Regulation of Chinese patent medicines in Australia by the Therapeutic Goods Administration means that Australia is now at the forefront of quality control and is the benchmark by which other countries assess the best patents available.
Patent medicines have had a dubious reputation until now. Dogged by talk of contamination and endangered species, the Chinese medicine profession has been confronted with serious ethical issues. In addition, vagaries in labelling mean listed indications are often incorrect or in a confusing Chinglish hybrid, further muddying the waters.
Recent changes in government regulation and the testing of over 600 patents by the California Department of Health have significantly changed the industry. Significant change is also happening in China, where standards and industry regulation and technology are rapidly improving.
We now have, for the first time, a clear reference guide to the best patents available, and how to use them to maximum clinical advantage.

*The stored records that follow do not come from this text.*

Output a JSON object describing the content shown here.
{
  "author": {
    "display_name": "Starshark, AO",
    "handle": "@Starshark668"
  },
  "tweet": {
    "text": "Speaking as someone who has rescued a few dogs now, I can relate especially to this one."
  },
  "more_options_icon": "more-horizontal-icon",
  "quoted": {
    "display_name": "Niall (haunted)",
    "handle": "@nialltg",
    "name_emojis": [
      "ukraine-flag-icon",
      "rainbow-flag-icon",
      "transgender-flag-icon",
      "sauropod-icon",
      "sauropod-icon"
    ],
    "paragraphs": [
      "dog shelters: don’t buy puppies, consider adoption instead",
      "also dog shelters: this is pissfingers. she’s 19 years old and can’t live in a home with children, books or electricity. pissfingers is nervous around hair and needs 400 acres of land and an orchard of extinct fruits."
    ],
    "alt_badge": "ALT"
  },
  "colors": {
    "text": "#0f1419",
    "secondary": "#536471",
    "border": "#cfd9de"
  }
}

The third edition (October 2016) of 'The Clinical Manual of Chinese Herbal Medicines' describes the actions, indications, dosages and potential combinations of over 330 medicines. Since the first edition, published in 2000, the number of medicines available in the marketplace has expanded considerably. New companies have entered the market, and some previously available medicines have disappeared. Patent medicines are, for many practitioners, the cornerstone of herbal medicine practice. The author believes that patent medicines, carefully and correctly applied, can be as effective as raw herb decoctions for many common conditions. In addition they have numerous advantages, not the least of which are improved compliance, relatively low cost to the patient, and a high degree of quality control.
'The Clinical Manual of Chinese Herbal Patent Medicines' is the most up to date text on what is actually available in the market and what is good and of good quality. It is an essential addition to the desk and bookshelf of all serious practitioners and students of Chinese medicine. In addition to the government registered medicines available in Australia, the details a number of classical prescriptions currently available only in the US and Europe. One of the nicest features of the text is its use of small icons in the left margin to indicate use information. Each formula is discussed in terms of its TCM Actions, Biomedical actions, Indications, Composition, Combinations, Dose and Method of Administration, and Cautions and Contraindications. A specially nice feature are the line drawings of persons illustrating elements of the patterns. These are often expressive of the adittudinal and psychological characteristics of those matching the pattern indicated.
Included in the volume: 350 medicines discussed from a clinical point of view, with color pictures. 75 pages of indices to make finding the correct medicine easy. Graphic representations of the correct pattern identifying features for each medicine. Extensive glossary of Chinese medicine terminology. Concise functions of all herbs. Table of possible herb-drug interactions. Comparisons between similar medicines. Only patent medicines free from contaminants and endangered animal species included.